There is nothing unexpected about feeling negative when reflecting on who we are. It’s normal. It’s understandable. None of us are perfect, yet we live in a world which so easily offers the ideal of perfection; even going as far as to suggest we should strive for it because, ‘Look, others have it.’
So when we look at ourselves and draw the conclusion that we are not perfect, we may experience doubt, disappointment, even dismay. Emotions which are further compounded when we compare ourselves with others. (As I have already written here and here, comparisons with other people are to be avoided.) But it usually goes further than a lack of perfection. There can be negativity about particular characteristics of our personality; a sentiment I felt when I wrote the very early journal entry, ‘Not as Good as I Think I Am’.
However, there’s a good argument which suggests that self-awareness can turn that around. Certainly, it is my view that if we are not engaged in some form of personal development, then we are missing out on a big opportunity to discover who we are, both individually and collectively. But what if the work itself can make us happy? Not the results, the work itself.
The Hungarian psychologist Mihaly Csikszentmihalyi, in his book ‘Flow – the classic work on how to achieve happiness‘, outlines the type of experiences which can create happiness. He talks about surgeons, rock climbers, athletes and chess players being focused on challenging activities with such an intensity that time is distorted and they forget their worries and concerns. He explains that flow is more common at work than during our leisure time yet, paradoxically, we think we would be happier doing nothing than working.
According to Csikszentmihalyi, a flow experience has the following characteristics:
- A challenging activity that requires skills
- Concentration on the task at hand
- Clear goals
- Clear feedback
- Awareness merges with action
- Sense of control
- Loss of self-consciousness
- Sense of time is altered
All of this suggests that we have to work for our happiness. If we can find a hobby which provides the right opportunities, or we can focus on tasks at work to such an extent that our mind is quiet and the above criteria are satisfied, then we can make ourselves happy.
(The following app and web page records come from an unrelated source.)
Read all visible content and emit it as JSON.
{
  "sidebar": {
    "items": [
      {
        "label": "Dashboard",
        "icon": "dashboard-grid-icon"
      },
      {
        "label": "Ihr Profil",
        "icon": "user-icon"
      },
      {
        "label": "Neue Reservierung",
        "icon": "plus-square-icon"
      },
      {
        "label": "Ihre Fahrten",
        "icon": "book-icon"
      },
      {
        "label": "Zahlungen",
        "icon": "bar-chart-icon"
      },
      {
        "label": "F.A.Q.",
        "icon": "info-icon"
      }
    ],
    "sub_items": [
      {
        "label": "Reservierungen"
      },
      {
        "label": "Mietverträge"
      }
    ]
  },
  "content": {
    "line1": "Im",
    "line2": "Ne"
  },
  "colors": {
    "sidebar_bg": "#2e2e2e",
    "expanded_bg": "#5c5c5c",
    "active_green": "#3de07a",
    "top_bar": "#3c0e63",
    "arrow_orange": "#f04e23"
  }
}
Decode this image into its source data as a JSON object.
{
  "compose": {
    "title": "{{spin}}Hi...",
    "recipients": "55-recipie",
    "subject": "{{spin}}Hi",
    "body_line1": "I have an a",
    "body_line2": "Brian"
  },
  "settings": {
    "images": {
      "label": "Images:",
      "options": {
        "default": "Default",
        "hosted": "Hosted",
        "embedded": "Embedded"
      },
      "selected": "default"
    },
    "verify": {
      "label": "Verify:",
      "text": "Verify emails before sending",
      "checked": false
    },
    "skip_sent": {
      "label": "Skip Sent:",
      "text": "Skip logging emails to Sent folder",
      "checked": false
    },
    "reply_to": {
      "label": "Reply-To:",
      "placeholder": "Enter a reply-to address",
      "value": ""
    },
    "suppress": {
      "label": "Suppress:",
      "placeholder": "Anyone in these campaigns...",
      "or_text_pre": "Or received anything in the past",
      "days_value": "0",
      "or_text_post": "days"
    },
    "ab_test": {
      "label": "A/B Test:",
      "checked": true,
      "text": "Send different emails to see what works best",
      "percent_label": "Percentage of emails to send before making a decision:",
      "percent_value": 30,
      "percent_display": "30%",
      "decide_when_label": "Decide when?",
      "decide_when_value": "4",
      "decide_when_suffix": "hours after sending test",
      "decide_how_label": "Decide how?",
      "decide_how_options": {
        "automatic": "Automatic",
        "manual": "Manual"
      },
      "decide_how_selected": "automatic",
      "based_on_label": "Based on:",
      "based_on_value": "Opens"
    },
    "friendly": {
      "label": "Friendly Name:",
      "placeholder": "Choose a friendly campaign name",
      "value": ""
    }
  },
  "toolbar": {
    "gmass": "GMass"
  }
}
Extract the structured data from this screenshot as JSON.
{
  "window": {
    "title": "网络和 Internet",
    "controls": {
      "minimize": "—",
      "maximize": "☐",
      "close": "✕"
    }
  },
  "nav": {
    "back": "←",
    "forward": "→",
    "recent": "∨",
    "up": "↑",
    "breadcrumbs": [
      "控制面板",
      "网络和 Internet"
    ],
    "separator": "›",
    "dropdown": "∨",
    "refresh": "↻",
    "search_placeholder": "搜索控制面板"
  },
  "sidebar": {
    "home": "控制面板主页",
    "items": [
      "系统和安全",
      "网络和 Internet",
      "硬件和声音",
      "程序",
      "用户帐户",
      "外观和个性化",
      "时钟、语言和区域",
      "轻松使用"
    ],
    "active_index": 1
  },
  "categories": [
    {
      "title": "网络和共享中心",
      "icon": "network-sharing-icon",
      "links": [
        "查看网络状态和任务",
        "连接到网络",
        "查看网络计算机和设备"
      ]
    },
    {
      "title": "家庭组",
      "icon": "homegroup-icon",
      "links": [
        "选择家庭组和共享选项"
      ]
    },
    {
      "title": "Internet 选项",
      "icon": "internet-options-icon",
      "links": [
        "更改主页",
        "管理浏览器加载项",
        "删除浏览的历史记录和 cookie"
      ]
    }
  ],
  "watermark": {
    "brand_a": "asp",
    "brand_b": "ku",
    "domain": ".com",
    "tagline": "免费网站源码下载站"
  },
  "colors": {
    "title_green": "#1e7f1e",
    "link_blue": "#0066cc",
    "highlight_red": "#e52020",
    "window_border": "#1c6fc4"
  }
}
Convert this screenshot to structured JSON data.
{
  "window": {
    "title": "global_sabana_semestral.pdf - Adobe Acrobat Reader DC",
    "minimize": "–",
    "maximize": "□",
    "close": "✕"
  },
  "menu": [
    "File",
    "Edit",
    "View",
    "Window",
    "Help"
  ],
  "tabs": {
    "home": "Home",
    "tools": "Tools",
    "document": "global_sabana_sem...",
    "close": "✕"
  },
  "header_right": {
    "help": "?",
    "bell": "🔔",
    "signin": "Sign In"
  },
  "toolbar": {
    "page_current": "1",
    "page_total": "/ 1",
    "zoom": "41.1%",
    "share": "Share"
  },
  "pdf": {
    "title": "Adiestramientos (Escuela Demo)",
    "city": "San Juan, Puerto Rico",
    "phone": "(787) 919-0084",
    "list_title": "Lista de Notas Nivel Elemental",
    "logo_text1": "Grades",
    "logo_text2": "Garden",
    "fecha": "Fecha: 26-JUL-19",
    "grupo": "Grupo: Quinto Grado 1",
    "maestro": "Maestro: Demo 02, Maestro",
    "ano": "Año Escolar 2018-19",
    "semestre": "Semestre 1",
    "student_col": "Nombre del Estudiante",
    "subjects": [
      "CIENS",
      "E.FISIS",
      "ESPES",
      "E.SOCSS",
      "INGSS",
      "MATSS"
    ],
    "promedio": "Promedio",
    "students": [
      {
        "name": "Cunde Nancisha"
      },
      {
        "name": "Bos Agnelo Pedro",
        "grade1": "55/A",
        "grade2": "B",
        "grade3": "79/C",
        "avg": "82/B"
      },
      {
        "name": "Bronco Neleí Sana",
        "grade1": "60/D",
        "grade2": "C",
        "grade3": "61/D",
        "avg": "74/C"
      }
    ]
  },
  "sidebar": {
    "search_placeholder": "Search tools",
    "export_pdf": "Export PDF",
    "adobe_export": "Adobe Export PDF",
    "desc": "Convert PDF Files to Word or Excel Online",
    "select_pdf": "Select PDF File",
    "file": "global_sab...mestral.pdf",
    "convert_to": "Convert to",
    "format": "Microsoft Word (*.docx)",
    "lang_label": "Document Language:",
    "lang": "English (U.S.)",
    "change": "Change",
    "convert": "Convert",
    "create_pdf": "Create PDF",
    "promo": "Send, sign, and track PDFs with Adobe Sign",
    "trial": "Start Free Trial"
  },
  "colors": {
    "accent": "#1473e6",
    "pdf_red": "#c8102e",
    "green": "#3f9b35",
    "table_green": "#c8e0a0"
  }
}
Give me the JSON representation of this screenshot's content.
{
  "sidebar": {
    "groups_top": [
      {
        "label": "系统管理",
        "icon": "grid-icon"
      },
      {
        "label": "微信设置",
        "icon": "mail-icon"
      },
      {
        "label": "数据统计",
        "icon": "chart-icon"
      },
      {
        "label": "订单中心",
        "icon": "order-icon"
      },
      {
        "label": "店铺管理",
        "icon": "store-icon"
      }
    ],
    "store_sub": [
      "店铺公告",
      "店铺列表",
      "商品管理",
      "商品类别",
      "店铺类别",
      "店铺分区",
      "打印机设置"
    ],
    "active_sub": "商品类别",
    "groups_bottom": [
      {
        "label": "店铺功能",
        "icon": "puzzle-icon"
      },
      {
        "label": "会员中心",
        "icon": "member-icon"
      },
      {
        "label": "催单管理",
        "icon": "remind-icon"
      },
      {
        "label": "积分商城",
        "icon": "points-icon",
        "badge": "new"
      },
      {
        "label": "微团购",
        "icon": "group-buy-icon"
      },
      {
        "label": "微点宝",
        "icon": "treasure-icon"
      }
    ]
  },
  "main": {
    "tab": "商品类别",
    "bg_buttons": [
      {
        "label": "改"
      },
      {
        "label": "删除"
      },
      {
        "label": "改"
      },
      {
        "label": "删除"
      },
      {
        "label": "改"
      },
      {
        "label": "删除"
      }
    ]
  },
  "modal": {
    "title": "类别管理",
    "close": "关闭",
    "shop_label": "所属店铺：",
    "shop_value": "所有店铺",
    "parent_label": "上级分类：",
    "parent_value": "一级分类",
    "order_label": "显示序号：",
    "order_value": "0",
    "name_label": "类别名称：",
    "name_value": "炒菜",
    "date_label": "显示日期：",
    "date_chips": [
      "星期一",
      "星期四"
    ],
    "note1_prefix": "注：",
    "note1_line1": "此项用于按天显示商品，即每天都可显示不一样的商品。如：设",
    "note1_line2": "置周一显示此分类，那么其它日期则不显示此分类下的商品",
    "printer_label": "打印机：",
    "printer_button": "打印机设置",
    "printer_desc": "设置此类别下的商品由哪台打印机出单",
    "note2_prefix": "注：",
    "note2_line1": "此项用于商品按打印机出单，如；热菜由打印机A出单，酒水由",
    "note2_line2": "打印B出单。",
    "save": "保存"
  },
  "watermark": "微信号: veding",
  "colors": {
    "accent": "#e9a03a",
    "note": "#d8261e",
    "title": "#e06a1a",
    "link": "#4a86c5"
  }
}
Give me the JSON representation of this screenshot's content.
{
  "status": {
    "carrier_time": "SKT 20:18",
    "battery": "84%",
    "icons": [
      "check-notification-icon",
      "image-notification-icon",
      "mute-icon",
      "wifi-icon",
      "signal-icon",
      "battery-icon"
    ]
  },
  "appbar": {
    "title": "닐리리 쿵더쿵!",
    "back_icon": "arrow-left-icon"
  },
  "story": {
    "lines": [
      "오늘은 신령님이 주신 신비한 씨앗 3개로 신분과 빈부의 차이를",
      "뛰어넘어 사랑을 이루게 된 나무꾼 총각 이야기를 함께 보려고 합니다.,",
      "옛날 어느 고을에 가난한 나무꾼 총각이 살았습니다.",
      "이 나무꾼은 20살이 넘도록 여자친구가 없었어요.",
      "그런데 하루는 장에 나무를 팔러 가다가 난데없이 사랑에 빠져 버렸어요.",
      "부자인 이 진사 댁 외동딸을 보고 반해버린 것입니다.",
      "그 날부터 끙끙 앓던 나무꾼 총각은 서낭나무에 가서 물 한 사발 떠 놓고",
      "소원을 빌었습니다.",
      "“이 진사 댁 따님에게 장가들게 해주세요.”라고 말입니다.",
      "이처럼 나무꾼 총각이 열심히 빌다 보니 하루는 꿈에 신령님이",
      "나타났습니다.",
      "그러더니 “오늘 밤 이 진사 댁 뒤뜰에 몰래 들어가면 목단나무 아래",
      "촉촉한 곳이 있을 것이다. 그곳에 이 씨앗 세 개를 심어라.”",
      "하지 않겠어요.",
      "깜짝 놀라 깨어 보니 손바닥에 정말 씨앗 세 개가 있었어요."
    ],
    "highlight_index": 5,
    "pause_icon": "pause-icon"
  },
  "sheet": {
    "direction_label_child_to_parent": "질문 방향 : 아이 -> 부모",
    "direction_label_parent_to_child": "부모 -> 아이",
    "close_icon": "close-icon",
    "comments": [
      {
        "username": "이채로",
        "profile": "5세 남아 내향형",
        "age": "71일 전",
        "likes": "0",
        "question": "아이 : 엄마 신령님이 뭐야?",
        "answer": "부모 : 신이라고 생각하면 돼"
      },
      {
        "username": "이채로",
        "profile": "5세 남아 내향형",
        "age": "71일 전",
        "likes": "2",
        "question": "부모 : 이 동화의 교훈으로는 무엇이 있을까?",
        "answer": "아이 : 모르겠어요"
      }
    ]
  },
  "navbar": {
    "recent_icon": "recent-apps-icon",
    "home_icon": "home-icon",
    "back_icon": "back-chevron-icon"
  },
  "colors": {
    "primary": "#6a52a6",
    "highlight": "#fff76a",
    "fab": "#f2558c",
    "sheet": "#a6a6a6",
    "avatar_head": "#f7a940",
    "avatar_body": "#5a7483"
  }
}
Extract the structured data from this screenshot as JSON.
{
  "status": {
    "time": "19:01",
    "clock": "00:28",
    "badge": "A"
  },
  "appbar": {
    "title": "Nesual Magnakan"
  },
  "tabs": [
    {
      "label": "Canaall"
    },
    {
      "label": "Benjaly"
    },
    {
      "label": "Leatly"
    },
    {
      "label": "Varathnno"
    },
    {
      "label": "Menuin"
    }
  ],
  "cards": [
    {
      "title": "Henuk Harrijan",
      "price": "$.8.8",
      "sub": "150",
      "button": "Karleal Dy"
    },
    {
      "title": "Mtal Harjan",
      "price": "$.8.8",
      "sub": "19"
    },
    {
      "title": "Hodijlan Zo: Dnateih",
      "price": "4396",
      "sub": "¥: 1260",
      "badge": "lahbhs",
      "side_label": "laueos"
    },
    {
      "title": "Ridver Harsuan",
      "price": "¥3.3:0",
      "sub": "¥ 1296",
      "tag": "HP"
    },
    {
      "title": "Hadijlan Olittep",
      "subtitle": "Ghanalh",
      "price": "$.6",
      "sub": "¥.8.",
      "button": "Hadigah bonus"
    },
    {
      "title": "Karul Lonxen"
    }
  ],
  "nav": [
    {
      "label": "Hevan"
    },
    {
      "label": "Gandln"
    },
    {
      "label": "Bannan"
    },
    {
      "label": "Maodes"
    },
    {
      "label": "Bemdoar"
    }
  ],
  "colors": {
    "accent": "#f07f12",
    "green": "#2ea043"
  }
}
Certainly, there is a difficulty associated with flow tasks, but success is most definitely within reach.
So why not work on ourselves? It may not involve the intense periods of focus felt by a painter, a computer programmer or a gymnast. Indeed, there is a difference in the timescales involved. Csikszentmihalyi’s examples are measured in seconds, minutes and hours. Personal growth is measured in weeks, months and years. But there is something of each of the above eight elements in the work we do on ourselves.
What at first seems like a daunting task, is well within our capabilities. We set our goals and receive feedback from our environment, our own feelings and from people we trust. Eventually our awareness becomes second nature, we have more control over ourselves and our interactions, and gradually become less self-conscious. And, during those scattered episodes where everything just falls into place and it all makes sense, we do lose track of time.
Reflect on who you are. You will find beauty. And you will undoubtedly find something to work on, which may leave you feeling downhearted. If it does, know that, irrespective of the outcome, the mere act of working on yourself can make you happy.